Growing up, I hated math - with a passion. Reading, writing, history and science all came very easily to me - and it all made sense - but math was a foreign language. Until fourth grade my near photographic memory helped get me through - in third grade I didn't actually learn my multiplication facts, I just memorized the answers to the quizzes I was helping my teacher grade. I would check one 4-times quiz, and then could pass it. My teacher must have thought I had been studying very hard the day that I passed five quizzes in a row - unfortunately, I only memorized what order the answers were in and not with which facts they matched. Oops. It actually took until I was student teaching for me to learn my math facts to the point that I expect my students to know them.
In fourth and fifth grade I started to struggle. Memorization of quiz answers and counting on fingers isn't quite enough to get you through - and I had a hard time. I do remember the day I passed a quiz the rest of the class (minus five of the 'smart math kids') failed, and how exuberant I was. I thought I might actually be getting it! I was wrong. Two days later and I was lost again.
This continued on for the next few years until I reached 7th grade. And unlike most stories like this, it wasn't an inspiring teacher who changed my view of math, or suddenly helped me 'get it' - it was my father. That year I had somehow gotten placed in an advanced pre-algebra class, skipping math 7. After the first six weeks my teacher called my parents in for a conference and told them I wasn't ready, and I needed to drop back to the regular math 7 class.
My parents asked to be given a chance to work with me at home, and thus started the nightly crying episodes at our dining room table. I stuck with it because I was hardheaded and no teacher was going to tell me I couldn't do something. I don't know how my dad stuck with it. I'm a cryer by nature - I cry not only when I'm sad, but when I'm tired, frustrated, angry, confused, stressed out, irritated, or so on. (I don't cry when I'm happy though.) Those nightly sessions caused such headaches for both of us, with me repeatedly crying that I didn't get it, and my dad yelling about how I needed to be neater and bring home my book. Eventually, I would cry myself out - my dad would calm down, and he would help me 'get it.' Seventh grade is the year when math stopped being such a struggle for me - I went on to pass with an A/B average, go to Algebra and all the way up through Calculus. I still didn't love math though.
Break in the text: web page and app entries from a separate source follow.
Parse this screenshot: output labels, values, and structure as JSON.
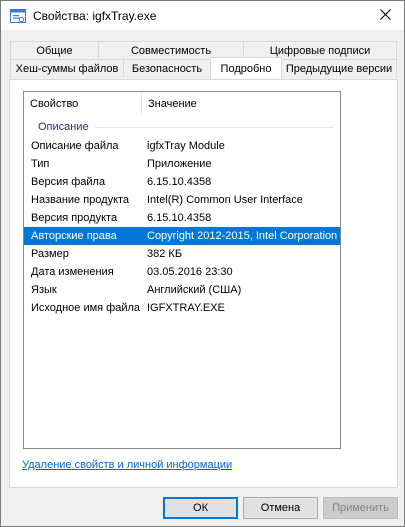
{
  "window": {
    "title": "Свойства: igfxTray.exe"
  },
  "tabs": {
    "row1": [
      {
        "label": "Общие"
      },
      {
        "label": "Совместимость"
      },
      {
        "label": "Цифровые подписи"
      }
    ],
    "row2": [
      {
        "label": "Хеш-суммы файлов"
      },
      {
        "label": "Безопасность"
      },
      {
        "label": "Подробно",
        "active": true
      },
      {
        "label": "Предыдущие версии"
      }
    ]
  },
  "details": {
    "col_property": "Свойство",
    "col_value": "Значение",
    "group": "Описание",
    "rows": [
      {
        "property": "Описание файла",
        "value": "igfxTray Module"
      },
      {
        "property": "Тип",
        "value": "Приложение"
      },
      {
        "property": "Версия файла",
        "value": "6.15.10.4358"
      },
      {
        "property": "Название продукта",
        "value": "Intel(R) Common User Interface"
      },
      {
        "property": "Версия продукта",
        "value": "6.15.10.4358"
      },
      {
        "property": "Авторские права",
        "value": "Copyright 2012-2015, Intel Corporation",
        "selected": true
      },
      {
        "property": "Размер",
        "value": "382 КБ"
      },
      {
        "property": "Дата изменения",
        "value": "03.05.2016 23:30"
      },
      {
        "property": "Язык",
        "value": "Английский (США)"
      },
      {
        "property": "Исходное имя файла",
        "value": "IGFXTRAY.EXE"
      }
    ]
  },
  "remove_link": "Удаление свойств и личной информации",
  "buttons": {
    "ok": "ОК",
    "cancel": "Отмена",
    "apply": "Применить"
  },
  "colors": {
    "selection": "#0078d7",
    "link": "#0066cc",
    "group_label": "#1e3287"
  },
  "icons": {
    "app": "properties-window-icon",
    "close": "close-icon"
  }
}
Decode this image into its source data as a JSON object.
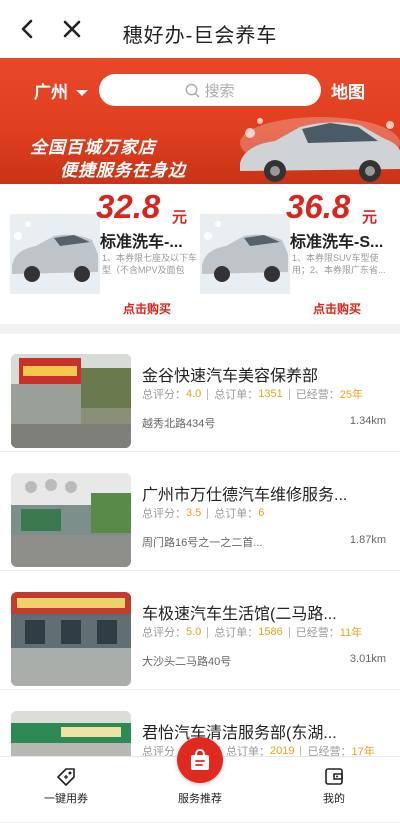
{
  "header": {
    "title": "穗好办-巨会养车",
    "back_icon": "chevron-left-icon",
    "close_icon": "close-icon"
  },
  "banner": {
    "city": "广州",
    "search_placeholder": "搜索",
    "map_label": "地图",
    "slogan_line1": "全国百城万家店",
    "slogan_line2": "便捷服务在身边",
    "accent": "#e0401f"
  },
  "coupons": [
    {
      "price": "32.8",
      "unit": "元",
      "name": "标准洗车-...",
      "desc": "1、本券限七座及以下车型（不含MPV及面包车...",
      "buy": "点击购买"
    },
    {
      "price": "36.8",
      "unit": "元",
      "name": "标准洗车-S...",
      "desc": "1、本券限SUV车型使用；2、本券限广东省...",
      "buy": "点击购买"
    }
  ],
  "shops": [
    {
      "name": "金谷快速汽车美容保养部",
      "score_label": "总评分：",
      "score": "4.0",
      "orders_label": "总订单：",
      "orders": "1351",
      "years_label": "已经营：",
      "years": "25年",
      "address": "越秀北路434号",
      "distance": "1.34km"
    },
    {
      "name": "广州市万仕德汽车维修服务...",
      "score_label": "总评分：",
      "score": "3.5",
      "orders_label": "总订单：",
      "orders": "6",
      "years_label": "",
      "years": "",
      "address": "周门路16号之一之二首...",
      "distance": "1.87km"
    },
    {
      "name": "车极速汽车生活馆(二马路...",
      "score_label": "总评分：",
      "score": "5.0",
      "orders_label": "总订单：",
      "orders": "1586",
      "years_label": "已经营：",
      "years": "11年",
      "address": "大沙头二马路40号",
      "distance": "3.01km"
    },
    {
      "name": "君怡汽车清洁服务部(东湖...",
      "score_label": "总评分",
      "score": "",
      "orders_label": "总订单：",
      "orders": "2019",
      "years_label": "已经营：",
      "years": "17年",
      "address": "",
      "distance": ""
    }
  ],
  "tabs": [
    {
      "label": "一键用券",
      "icon": "coupon-tag-icon"
    },
    {
      "label": "服务推荐",
      "icon": "shopping-bag-icon"
    },
    {
      "label": "我的",
      "icon": "wallet-icon"
    }
  ]
}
Loving math came when I started to teach it - suddenly I realized why God didn't make math so easy for me. It was so I could teach it - and teach it well. I loved reading and writing growing up - it came so easily to me - but when I started trying to teach it, I found I had a very difficult time breaking it down into smaller parts. I couldn't understand why a student couldn't figure out what the main conflict in a story was, or who the protagonist was. I found myself thinking, "I don't know how else to explain this to you..." Math was different - I knew why they didn't get it, I understood that feeling and could relate. In my own struggles with math I had found multiple ways to break down a problem and different strategies to use for problem solving, and I could explain this to my students.
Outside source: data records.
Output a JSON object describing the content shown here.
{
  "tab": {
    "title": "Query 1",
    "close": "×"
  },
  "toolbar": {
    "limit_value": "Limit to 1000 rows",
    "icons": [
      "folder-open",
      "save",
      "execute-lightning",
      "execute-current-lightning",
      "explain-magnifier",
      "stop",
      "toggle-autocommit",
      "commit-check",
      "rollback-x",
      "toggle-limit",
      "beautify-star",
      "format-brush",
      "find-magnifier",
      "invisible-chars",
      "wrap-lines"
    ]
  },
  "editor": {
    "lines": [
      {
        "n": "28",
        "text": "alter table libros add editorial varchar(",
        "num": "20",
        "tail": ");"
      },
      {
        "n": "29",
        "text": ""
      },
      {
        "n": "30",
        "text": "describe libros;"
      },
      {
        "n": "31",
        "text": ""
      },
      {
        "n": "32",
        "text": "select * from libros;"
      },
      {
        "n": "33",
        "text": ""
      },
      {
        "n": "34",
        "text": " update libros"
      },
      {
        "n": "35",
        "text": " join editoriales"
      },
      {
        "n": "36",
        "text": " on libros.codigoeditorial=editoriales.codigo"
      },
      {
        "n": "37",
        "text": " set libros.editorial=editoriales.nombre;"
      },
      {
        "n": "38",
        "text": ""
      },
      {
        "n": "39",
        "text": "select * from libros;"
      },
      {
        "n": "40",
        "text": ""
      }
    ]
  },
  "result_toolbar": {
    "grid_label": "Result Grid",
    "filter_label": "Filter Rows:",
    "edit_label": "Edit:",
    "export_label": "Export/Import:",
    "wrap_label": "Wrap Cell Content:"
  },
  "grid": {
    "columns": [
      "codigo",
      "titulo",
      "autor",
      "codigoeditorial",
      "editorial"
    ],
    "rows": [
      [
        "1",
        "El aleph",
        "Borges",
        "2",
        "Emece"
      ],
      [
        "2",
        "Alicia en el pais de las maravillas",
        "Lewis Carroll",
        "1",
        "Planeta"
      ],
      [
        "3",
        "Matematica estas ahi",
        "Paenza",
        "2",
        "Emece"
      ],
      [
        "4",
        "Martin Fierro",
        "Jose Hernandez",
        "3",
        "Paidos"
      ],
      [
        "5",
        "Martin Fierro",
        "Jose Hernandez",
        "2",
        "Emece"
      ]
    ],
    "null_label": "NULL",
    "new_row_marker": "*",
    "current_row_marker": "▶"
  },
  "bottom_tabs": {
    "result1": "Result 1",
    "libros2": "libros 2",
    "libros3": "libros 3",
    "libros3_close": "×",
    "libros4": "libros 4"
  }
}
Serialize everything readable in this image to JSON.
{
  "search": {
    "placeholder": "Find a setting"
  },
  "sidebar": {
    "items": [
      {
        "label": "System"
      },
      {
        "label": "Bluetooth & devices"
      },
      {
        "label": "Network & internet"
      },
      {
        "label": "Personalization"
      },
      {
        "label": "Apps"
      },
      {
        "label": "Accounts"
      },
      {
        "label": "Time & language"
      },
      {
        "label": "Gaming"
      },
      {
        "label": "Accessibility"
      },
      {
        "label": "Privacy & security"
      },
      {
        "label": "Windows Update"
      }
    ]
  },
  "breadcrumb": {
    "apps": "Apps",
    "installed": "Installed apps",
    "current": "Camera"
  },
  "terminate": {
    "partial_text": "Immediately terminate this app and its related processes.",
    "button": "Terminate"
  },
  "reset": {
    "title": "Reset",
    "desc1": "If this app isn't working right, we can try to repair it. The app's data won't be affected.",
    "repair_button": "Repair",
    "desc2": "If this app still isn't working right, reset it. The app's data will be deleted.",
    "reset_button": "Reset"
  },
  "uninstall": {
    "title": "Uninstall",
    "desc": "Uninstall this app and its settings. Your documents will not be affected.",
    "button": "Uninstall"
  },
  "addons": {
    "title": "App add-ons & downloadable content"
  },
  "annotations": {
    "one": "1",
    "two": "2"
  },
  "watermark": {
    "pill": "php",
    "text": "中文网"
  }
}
I am entering my fifth year of teaching - the first two were spent teaching fifth grade math and science in VA, the third was a self contained fifth grade class (all subject areas) at the same school in VA, and then last summer I moved to Japan with my hubby and taught 8th grade math/pre-algebra and a remedial math class. This year I am moving down to 7th grade - and I am so excited. I've started this blog to share ideas with other teachers and to put some of my ideas out there as I continue to grow as an educator.